[Data about app and page elements]

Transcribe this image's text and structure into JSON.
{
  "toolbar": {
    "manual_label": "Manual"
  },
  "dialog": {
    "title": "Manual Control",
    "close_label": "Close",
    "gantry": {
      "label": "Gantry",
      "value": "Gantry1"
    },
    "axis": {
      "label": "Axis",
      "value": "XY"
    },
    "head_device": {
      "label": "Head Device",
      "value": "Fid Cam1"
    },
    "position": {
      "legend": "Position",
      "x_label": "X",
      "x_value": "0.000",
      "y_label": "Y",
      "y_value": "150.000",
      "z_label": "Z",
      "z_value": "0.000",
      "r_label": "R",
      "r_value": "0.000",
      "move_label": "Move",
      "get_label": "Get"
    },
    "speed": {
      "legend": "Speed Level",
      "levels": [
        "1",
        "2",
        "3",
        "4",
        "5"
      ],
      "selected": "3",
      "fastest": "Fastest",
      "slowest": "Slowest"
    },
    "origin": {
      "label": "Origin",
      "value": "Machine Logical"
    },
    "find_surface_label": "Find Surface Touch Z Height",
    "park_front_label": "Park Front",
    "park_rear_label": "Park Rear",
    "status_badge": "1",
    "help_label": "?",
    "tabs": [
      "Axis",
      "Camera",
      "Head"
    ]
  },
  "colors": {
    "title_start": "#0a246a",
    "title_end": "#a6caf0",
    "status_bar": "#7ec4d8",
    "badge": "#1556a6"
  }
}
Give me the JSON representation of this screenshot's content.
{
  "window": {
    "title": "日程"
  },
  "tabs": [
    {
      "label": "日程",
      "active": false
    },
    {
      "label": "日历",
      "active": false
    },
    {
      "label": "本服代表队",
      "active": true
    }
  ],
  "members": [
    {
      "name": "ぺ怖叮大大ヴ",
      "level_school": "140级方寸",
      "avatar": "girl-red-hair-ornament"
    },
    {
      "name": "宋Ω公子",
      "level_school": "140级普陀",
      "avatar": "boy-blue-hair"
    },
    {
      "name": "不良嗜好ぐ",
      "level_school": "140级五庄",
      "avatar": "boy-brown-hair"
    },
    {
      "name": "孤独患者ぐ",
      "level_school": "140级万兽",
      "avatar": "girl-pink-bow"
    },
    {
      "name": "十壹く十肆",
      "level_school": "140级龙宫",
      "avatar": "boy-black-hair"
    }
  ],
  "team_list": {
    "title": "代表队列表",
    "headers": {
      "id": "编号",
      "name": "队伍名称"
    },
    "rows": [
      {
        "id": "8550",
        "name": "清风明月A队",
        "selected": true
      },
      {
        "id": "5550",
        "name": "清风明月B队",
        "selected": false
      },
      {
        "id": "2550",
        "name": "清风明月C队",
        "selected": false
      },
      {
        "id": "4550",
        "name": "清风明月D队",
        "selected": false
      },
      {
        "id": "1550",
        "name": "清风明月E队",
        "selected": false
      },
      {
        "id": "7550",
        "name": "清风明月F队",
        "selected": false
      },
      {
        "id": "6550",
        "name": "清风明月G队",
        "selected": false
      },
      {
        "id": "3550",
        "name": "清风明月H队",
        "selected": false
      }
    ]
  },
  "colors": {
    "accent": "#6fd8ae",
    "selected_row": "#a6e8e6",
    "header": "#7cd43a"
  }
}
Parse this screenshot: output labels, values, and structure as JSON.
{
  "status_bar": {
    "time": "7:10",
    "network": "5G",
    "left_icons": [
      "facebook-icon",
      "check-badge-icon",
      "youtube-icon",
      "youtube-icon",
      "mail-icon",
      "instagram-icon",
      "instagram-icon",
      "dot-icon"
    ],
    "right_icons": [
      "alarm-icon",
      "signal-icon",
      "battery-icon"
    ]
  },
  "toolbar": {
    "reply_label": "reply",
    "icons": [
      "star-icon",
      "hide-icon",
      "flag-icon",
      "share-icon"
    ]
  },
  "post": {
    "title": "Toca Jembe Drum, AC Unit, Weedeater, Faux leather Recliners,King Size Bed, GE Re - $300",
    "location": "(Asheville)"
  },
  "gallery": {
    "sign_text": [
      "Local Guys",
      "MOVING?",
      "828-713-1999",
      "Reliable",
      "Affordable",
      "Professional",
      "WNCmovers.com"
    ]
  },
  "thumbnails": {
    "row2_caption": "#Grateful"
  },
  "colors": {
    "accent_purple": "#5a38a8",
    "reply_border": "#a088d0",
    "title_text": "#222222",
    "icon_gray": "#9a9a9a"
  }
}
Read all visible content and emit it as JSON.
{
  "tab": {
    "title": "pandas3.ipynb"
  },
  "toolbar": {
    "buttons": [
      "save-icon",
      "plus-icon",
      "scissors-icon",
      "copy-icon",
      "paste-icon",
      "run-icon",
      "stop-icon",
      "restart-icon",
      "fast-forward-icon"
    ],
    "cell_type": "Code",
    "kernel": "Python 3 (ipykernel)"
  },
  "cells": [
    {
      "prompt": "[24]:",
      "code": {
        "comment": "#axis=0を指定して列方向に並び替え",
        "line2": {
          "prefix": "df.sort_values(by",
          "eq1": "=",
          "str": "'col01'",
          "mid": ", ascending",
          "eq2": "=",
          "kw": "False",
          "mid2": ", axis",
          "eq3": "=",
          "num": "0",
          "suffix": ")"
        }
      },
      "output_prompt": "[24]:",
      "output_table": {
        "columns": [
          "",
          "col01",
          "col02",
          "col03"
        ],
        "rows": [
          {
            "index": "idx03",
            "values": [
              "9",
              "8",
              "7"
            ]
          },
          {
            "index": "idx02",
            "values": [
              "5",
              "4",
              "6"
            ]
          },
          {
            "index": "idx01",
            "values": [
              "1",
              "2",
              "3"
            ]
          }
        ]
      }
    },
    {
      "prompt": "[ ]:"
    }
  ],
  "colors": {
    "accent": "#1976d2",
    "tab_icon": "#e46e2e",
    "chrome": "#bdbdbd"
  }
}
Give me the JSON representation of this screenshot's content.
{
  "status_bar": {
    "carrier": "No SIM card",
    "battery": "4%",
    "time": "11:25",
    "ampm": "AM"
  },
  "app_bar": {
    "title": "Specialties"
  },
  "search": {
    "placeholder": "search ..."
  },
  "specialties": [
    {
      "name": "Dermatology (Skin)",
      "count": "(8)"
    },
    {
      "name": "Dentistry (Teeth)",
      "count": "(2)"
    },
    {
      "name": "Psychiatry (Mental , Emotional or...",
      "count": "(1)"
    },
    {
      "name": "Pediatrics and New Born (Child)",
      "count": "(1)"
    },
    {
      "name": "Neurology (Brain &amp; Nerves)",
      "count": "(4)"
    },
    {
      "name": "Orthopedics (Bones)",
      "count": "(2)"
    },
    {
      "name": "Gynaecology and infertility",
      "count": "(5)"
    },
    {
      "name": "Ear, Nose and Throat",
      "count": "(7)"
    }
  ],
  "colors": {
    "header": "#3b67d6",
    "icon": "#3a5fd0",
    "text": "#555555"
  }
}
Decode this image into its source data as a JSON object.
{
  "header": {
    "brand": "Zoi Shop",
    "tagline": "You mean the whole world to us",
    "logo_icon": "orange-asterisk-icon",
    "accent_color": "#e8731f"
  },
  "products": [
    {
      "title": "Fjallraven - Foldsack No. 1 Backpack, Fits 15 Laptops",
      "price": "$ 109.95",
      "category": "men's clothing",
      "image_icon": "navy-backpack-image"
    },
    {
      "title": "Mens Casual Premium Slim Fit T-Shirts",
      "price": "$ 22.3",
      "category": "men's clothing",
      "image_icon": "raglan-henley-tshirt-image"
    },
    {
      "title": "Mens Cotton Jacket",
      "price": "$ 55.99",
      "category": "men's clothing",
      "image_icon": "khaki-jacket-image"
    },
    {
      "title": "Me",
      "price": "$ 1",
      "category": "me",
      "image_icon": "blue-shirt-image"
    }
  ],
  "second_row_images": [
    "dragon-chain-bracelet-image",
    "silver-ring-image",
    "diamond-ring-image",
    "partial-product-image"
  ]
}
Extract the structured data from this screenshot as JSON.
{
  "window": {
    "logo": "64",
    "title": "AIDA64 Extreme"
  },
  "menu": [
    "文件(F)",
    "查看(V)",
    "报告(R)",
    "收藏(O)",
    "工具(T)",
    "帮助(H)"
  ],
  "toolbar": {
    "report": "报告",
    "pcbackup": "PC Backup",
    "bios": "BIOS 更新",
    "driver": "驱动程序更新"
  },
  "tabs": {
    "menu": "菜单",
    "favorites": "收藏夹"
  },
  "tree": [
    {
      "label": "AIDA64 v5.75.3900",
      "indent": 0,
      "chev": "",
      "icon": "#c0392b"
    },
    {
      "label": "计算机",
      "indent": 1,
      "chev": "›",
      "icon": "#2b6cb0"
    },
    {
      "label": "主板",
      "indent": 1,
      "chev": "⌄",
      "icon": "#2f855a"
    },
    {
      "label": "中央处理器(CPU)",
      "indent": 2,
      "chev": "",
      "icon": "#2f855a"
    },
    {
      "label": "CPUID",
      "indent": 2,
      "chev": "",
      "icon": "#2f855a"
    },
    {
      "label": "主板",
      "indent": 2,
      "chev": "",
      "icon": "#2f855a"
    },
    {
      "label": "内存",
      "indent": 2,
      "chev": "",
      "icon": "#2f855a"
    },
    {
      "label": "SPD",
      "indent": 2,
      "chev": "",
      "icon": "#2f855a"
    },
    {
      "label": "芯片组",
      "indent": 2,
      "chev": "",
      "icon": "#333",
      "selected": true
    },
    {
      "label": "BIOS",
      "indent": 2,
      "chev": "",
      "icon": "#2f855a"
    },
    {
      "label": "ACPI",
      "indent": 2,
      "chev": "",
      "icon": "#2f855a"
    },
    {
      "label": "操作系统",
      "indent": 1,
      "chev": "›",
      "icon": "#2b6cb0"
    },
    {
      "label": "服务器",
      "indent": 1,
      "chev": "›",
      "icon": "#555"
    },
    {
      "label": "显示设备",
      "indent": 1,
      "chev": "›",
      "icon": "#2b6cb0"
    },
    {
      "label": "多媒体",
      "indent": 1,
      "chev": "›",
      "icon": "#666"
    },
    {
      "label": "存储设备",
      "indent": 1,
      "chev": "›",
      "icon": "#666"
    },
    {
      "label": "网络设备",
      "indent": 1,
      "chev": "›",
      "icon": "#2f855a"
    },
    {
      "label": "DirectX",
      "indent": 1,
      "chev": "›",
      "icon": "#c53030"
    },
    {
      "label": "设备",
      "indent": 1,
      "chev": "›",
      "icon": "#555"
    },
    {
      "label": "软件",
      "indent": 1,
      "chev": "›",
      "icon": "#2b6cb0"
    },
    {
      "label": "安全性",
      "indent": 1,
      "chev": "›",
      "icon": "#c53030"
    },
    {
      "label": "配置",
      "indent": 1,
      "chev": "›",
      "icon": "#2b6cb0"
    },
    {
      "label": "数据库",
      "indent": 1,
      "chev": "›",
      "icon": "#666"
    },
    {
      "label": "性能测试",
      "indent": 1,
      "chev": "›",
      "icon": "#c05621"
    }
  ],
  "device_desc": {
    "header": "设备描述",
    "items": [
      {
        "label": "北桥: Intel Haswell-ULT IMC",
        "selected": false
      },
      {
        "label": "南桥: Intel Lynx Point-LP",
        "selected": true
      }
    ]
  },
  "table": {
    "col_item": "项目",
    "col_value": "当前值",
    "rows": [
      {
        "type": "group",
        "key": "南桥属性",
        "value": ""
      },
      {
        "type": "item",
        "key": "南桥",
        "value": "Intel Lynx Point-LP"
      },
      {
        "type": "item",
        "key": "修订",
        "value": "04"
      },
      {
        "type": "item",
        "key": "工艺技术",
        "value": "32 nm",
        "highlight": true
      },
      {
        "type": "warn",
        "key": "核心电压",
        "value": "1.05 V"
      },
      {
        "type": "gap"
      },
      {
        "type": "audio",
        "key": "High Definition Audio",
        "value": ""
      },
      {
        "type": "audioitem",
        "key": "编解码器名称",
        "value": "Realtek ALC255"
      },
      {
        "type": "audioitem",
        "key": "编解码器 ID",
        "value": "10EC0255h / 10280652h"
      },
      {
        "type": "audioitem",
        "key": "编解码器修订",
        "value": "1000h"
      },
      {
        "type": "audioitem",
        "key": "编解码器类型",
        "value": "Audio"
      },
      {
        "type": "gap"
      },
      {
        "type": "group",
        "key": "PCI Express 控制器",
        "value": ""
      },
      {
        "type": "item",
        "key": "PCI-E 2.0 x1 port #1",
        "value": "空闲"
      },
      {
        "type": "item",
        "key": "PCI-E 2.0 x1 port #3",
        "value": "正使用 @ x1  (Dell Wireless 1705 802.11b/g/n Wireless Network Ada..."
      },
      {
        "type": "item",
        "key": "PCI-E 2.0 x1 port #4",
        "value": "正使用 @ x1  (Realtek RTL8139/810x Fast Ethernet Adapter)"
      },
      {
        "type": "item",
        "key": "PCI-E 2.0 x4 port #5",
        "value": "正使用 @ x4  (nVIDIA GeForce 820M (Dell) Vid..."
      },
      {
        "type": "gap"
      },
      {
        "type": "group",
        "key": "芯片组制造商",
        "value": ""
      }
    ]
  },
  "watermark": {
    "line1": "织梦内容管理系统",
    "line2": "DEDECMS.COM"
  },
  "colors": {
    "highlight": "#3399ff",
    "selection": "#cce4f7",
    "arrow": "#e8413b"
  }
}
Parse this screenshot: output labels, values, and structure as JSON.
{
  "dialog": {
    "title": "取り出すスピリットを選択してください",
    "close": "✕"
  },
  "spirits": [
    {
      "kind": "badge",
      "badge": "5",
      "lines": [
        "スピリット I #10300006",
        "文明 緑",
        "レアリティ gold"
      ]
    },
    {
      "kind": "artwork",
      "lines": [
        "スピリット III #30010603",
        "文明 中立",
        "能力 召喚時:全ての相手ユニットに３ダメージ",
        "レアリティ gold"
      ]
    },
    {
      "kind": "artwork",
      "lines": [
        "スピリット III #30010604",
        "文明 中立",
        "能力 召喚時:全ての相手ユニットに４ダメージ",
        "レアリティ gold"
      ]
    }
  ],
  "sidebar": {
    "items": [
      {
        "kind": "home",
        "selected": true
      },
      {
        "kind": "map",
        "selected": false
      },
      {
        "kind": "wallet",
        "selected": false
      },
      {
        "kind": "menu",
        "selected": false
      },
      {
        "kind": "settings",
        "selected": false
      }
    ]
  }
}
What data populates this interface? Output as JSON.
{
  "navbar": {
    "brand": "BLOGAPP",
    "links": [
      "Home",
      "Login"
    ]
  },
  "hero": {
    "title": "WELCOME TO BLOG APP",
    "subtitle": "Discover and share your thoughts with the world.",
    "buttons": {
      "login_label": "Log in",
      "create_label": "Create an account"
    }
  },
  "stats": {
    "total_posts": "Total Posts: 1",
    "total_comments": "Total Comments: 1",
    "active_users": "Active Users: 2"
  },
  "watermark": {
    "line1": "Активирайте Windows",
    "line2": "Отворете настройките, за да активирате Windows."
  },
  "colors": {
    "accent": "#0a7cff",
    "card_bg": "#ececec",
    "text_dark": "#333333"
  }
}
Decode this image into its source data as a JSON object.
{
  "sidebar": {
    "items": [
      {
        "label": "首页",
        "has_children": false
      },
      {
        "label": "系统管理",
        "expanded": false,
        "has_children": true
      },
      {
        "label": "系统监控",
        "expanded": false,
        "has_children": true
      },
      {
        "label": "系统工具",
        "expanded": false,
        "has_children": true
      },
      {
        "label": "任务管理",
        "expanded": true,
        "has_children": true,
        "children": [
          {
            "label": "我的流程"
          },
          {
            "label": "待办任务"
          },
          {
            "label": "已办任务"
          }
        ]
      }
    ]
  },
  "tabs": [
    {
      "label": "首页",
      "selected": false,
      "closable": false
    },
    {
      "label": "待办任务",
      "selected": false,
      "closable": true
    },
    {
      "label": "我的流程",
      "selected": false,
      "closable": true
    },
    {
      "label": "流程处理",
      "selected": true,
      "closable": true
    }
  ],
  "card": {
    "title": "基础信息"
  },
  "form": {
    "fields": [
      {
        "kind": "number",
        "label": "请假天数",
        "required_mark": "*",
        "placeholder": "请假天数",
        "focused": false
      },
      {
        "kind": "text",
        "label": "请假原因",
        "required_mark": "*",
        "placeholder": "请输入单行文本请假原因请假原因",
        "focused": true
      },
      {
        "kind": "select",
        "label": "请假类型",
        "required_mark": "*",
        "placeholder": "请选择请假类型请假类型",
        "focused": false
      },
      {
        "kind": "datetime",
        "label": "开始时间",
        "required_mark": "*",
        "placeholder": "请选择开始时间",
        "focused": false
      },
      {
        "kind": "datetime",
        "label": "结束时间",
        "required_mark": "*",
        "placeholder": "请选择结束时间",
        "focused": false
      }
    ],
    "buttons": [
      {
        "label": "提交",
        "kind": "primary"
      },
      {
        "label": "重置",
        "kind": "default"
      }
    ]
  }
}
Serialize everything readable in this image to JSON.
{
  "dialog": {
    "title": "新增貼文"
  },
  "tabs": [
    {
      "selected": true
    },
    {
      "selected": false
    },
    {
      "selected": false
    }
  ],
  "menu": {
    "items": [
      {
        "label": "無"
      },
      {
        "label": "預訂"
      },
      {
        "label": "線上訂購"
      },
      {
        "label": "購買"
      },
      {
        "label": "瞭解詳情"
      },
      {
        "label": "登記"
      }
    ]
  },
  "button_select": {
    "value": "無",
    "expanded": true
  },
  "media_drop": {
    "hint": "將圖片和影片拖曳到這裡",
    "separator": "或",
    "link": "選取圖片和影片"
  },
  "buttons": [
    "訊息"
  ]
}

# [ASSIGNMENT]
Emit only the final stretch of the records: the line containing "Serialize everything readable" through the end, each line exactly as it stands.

# [SOLUTION]
Serialize everything readable in this image to JSON.
{
  "dialog": {
    "title": "新增貼文"
  },
  "tabs": [
    {
      "selected": true
    },
    {
      "selected": false
    },
    {
      "selected": false
    }
  ],
  "menu": {
    "items": [
      {
        "label": "無"
      },
      {
        "label": "預訂"
      },
      {
        "label": "線上訂購"
      },
      {
        "label": "購買"
      },
      {
        "label": "瞭解詳情"
      },
      {
        "label": "登記"
      }
    ]
  },
  "button_select": {
    "value": "無",
    "expanded": true
  },
  "media_drop": {
    "hint": "將圖片和影片拖曳到這裡",
    "separator": "或",
    "link": "選取圖片和影片"
  },
  "buttons": [
    "訊息"
  ]
}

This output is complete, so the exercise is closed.